Exercise data:
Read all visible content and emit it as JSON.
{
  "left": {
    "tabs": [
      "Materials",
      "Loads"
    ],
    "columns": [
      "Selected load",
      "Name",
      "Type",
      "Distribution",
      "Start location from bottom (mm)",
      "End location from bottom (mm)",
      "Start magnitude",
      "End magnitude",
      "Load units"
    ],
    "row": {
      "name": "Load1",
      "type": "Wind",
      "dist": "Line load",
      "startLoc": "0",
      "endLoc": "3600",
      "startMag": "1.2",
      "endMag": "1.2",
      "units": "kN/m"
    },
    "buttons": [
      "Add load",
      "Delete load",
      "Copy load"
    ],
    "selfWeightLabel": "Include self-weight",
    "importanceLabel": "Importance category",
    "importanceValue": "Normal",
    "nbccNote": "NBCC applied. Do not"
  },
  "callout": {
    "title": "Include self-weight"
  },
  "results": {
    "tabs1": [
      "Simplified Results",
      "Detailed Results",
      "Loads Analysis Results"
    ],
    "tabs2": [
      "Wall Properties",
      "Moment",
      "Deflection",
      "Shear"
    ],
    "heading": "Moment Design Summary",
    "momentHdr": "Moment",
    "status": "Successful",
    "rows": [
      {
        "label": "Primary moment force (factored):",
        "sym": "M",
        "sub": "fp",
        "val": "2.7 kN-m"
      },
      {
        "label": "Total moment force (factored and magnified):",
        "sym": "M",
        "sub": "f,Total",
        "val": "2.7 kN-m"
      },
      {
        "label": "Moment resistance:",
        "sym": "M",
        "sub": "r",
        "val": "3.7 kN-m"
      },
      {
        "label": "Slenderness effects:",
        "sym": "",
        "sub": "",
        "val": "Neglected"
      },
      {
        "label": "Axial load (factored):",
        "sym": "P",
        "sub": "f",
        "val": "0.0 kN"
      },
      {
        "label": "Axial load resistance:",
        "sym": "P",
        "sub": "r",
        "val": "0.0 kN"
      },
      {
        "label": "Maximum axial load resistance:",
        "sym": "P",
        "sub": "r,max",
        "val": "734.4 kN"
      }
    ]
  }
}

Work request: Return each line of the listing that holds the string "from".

Worked solution:
      "Start location from bottom (mm)",
      "End location from bottom (mm)",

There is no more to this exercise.